  2. Schools are responsible for determining student contact hours. Please refer to University Policy on contact hours (extract contained within section 10 of the Module Descriptor guidance note).
    This will normally be variable across Schools, dependent on Programmes &/or Professional requirements.

Equality and Diversity
The Equality, Diversity and Human Rights policy underpins student engagement. We aim to make UWS a fair and equal place to study an institution which addresses specific issues covering all aspects of equality, diversity and human rights. Where required module assessment will be adapted to meet student requirements.

UWS Equality and Diversity Policy
UWS Equality and Diversity Policy
(N.B. Every effort will be made by the University to accommodate any equality and diversity issues brought to the attention of the School)

2014 University of the West of Scotland

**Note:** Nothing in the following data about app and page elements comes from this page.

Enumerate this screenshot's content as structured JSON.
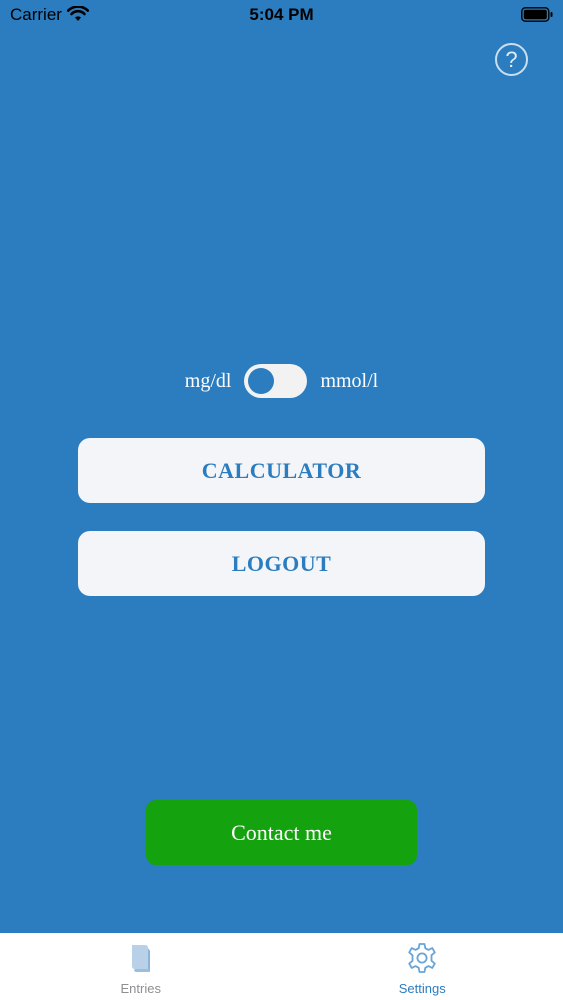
{
  "status_bar": {
    "carrier": "Carrier",
    "time": "5:04 PM"
  },
  "units": {
    "left_label": "mg/dl",
    "right_label": "mmol/l",
    "selected": "mg/dl"
  },
  "buttons": {
    "calculator": "CALCULATOR",
    "logout": "LOGOUT",
    "contact": "Contact me"
  },
  "tab_bar": {
    "items": [
      {
        "label": "Entries",
        "icon": "book-icon",
        "active": false
      },
      {
        "label": "Settings",
        "icon": "gear-icon",
        "active": true
      }
    ]
  },
  "colors": {
    "background": "#2b7dbf",
    "accent": "#2b7dbf",
    "contact": "#14a20e",
    "inactive_tab": "#8e8e93"
  }
}
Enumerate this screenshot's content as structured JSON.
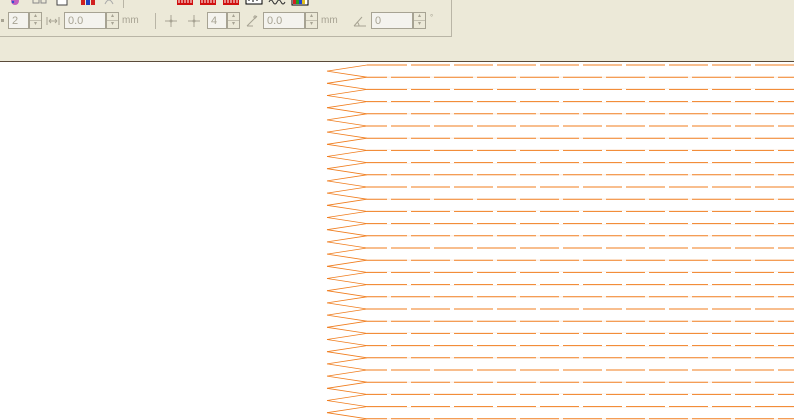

University of the West of Scotland is a Registered Scottish Charity.

Charity number SC002520.